I realize that the RIP Challenge is over. I haven't had a lot of time to post the last few weeks. (To be honest, I think I did finish a day or two late anyway!) I still haven't even finished reviewing my short story collection from John Connolly (which I DID complete and found incredibly creepy and just wonderful). But I'll get to that too. For now, you are just going to have to settle for this review: We Have Always Lived in the Castle by Shirley Jackson (210 pgs, Penguin, 1962). It is going to be used as a selection for the RIP IV Challenge.
My name is Mary Katherine Blackwood. I am eighteen years old, and I live with my sister Constance. I have often thought that with any luck at all I could have been born a werewolf, because the two middle fingers on both my hands are the same length, but I have had to be content with what I had. I dislike washing myself, and dogs, and noise. I like my sister Constance, and Richard Plantagenet, and Amanita phalloides, the death-cup mushroom. Everyone else in my family is dead.
If that's not one of the most unique and creepy opening paragraphs, then I don't know what is. Mary Katherine Blackwood, most commonly known as Merricat, lives with her sister Constance and their crippled Uncle Julian. Constance is a total recluse who refuses to leave her home. She had been accused of the murder of the rest of the family (a poisoning by arsenic), but had been acquitted by the courts. Unfortunately, the rest of the town didn't seem to agree with the ruling. In the beginning, we see Merricat going to the village for supplies. Everyone is a little distant, but it becomes clear that the Blackwoods are pariahs in town.
But their lives have routine. And all is the same until the day Cousin Charles enters the picture. And that is the beginning of the end.

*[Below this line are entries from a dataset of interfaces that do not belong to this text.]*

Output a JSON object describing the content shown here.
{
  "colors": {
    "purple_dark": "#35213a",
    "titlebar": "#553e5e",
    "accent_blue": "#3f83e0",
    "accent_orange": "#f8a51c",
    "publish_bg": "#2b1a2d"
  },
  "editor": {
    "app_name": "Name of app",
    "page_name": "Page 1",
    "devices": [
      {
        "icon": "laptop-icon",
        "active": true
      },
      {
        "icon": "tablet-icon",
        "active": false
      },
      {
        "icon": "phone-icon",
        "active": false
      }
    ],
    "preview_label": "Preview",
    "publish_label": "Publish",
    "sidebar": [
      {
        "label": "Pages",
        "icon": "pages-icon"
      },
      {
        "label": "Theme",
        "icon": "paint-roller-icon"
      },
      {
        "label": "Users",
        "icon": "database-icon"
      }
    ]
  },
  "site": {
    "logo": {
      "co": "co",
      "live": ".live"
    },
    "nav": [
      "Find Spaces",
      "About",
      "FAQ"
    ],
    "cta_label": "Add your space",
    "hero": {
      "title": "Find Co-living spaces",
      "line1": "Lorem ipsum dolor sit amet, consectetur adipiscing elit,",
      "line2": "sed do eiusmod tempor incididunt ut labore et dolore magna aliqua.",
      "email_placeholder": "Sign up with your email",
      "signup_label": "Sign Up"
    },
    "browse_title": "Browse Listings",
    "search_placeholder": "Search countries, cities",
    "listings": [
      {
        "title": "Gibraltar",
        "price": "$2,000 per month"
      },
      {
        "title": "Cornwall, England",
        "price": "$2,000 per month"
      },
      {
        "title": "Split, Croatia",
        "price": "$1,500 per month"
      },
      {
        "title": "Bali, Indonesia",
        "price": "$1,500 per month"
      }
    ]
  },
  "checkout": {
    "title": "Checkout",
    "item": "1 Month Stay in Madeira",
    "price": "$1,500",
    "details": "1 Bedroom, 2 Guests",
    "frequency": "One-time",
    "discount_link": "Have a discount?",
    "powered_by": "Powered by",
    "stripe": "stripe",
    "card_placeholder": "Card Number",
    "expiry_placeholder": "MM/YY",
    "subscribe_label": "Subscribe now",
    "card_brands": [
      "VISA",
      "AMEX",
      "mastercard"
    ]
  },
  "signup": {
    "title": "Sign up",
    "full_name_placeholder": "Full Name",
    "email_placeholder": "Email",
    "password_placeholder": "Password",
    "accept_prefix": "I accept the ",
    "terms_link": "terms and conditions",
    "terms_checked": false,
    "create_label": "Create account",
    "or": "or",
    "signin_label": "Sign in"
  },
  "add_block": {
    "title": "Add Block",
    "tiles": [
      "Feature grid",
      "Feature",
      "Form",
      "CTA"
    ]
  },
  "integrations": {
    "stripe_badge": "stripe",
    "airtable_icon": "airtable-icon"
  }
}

There is not much more I can say about the storyline itself without giving something away. And trust me, it is best just to read it for yourself. From the beginning, things seem just a little "off". Merricat is an eighteen year old girl; and yet she is treated and acts like a child. And then there are her strange little rituals and her weird imagination. As the story progresses, with Merricat as the narrator, the reader isn't really even sure how much of the tale is real. She is not exactly the most reliable of narrators.
Shirley Jackson is amazingly adept at creating a story that is amazingly creepy in such a simple way. Not in the real sense of monsters or demons, but in an even scarier, psychological way. It truly is a gift of a great writer. From the beginning you know that something isn't right. And even though the "surprise" isn't much of a surprise by the time it is revealed, it is chilling in it's own way. From deep in your gut, you can just FEEL that it is all wrong.
It is a ingenious little story, and yet I hate to admit that I didn't like it. I can see the brilliance in the writing, but did I enjoy it? Not really. And I've been really trying to figure out why. I think it's because I didn't like any of the characters. To me, not one of them was likable. Although it is written to make Constance seem all sunshine and roses, to me she was just as much of a loon as Merricat. Actually, she was even crazier. (again, I can't say much more than that). Uncle Julian is old and senile. Cousin Charles is only out for his own personal gain. The villagers were mostly a vile bunch. And I disliked them all immensely. I guess, for me personally, I have to connect with someone to enjoy the story. Or at least this one anyway.
BUT, I loved The Lottery. And I really want to read The Haunting Of Hill House. I'm not giving up on Jackson. As I said, the story really is extremely well-written. It's good. I just didn't like it!! If you like creepy little tales, maybe this one is for you!! 3.5/5